GOAL OF THE EXERCISE :: What lines below mention the word "Requests"? Copy each one.

(Interface dataset entries)

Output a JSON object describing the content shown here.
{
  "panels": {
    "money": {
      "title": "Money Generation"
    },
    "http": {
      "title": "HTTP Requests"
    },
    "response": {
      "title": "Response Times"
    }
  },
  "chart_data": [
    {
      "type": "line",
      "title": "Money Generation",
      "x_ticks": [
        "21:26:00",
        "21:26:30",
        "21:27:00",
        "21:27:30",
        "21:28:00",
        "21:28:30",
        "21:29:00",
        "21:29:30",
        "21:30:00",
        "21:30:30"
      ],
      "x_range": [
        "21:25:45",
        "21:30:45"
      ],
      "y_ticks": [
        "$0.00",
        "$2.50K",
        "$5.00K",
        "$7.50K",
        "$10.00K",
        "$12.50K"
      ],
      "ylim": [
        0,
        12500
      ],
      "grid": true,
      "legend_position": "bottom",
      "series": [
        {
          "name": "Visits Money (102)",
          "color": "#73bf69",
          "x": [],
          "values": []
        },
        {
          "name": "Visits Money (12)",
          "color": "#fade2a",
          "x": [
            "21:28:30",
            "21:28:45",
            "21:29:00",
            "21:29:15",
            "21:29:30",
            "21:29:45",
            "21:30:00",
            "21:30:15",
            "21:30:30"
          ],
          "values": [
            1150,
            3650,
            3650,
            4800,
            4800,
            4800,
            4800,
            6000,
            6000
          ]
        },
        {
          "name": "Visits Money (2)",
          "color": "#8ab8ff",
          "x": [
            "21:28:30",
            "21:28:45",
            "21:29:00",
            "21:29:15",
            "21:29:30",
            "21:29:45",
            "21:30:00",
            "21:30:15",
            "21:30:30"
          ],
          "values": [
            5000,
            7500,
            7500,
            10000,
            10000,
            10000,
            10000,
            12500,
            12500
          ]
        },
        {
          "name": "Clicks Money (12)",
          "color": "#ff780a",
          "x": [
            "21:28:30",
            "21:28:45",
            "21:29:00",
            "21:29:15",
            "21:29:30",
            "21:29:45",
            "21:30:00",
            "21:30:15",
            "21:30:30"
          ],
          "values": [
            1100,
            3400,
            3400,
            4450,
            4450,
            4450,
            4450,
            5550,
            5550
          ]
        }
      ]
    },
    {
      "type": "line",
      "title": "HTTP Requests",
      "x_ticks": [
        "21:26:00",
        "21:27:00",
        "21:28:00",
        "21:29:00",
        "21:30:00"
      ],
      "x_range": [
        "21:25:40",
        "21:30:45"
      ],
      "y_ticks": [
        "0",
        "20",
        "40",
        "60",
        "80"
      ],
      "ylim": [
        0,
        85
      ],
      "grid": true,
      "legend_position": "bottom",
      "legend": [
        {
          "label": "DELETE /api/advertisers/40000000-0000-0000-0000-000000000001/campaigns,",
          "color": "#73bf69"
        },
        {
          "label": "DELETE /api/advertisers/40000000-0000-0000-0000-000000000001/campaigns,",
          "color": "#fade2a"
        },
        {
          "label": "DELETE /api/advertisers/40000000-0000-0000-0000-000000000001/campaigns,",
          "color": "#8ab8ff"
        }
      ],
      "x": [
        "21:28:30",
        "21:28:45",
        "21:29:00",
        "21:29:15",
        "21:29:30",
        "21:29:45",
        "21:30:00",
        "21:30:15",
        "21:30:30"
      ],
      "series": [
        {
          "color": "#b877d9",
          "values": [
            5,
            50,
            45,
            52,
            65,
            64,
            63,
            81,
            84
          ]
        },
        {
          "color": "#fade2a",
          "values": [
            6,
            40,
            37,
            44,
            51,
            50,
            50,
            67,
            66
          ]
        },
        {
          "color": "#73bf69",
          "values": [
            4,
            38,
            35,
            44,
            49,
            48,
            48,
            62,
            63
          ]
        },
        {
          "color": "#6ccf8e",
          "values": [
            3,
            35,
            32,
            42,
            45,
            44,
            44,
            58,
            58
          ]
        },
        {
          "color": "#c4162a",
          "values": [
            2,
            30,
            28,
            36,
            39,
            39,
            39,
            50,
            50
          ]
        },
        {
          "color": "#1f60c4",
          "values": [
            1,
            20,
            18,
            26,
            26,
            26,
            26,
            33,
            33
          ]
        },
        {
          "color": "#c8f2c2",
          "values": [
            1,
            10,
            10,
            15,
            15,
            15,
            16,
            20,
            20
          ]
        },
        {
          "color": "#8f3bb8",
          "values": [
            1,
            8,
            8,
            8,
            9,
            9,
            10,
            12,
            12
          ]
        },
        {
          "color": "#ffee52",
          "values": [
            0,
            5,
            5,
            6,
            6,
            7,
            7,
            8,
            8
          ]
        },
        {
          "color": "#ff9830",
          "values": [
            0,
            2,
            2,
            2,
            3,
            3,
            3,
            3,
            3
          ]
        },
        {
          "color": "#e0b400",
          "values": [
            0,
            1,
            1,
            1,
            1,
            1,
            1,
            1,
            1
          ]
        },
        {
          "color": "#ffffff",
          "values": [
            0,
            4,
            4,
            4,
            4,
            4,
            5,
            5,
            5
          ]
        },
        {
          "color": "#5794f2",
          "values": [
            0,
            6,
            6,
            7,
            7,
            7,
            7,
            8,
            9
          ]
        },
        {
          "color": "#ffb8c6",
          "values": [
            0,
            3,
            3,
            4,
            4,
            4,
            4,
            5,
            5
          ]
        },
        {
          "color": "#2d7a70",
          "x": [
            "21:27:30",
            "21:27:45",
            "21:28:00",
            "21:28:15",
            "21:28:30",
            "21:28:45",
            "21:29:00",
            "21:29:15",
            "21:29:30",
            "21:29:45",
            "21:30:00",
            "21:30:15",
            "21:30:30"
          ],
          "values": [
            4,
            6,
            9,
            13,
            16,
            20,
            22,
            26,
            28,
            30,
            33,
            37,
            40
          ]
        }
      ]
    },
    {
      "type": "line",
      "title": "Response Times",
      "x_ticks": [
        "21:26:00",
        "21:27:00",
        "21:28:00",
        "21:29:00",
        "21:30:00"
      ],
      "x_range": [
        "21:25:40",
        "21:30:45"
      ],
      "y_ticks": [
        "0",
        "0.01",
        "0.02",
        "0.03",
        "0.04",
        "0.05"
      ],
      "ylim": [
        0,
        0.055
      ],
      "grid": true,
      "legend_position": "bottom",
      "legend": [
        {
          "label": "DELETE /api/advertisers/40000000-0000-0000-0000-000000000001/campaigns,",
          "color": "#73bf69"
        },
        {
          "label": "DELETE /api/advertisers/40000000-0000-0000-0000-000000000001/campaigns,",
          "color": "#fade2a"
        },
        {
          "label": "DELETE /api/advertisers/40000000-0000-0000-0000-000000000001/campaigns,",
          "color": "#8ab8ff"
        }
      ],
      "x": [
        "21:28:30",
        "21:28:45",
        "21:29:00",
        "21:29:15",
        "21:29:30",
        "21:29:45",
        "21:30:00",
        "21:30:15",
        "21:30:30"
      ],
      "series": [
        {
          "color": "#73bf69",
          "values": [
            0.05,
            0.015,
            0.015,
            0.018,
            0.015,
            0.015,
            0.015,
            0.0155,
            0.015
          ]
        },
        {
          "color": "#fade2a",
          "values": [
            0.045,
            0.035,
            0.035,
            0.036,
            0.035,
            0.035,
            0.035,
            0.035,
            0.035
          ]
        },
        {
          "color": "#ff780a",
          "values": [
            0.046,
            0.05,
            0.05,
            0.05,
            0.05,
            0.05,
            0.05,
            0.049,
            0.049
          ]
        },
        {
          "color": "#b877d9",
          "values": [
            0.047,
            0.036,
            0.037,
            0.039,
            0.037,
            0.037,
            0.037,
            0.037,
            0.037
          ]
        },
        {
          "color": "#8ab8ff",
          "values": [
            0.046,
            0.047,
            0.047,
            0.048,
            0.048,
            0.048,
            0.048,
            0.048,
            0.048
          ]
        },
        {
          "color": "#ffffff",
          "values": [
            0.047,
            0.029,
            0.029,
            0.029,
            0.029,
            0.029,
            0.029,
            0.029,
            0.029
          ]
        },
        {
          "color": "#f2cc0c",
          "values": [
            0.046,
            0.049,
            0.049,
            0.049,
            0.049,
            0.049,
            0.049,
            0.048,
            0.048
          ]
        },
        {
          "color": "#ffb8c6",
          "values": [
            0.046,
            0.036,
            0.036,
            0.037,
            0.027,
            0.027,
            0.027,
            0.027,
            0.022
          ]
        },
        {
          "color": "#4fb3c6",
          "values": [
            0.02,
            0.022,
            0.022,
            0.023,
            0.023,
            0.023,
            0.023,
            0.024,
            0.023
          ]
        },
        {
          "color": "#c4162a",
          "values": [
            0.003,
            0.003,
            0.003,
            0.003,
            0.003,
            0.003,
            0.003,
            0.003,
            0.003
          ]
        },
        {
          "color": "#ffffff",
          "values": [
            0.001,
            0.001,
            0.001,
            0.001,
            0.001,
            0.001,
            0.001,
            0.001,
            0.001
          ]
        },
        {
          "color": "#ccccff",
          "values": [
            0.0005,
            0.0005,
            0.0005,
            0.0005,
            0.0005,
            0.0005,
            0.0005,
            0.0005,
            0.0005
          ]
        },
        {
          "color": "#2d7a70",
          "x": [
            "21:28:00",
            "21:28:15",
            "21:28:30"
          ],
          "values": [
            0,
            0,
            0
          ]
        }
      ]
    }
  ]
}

EXERCISE ANSWER ::
      "title": "HTTP Requests"
      "title": "HTTP Requests",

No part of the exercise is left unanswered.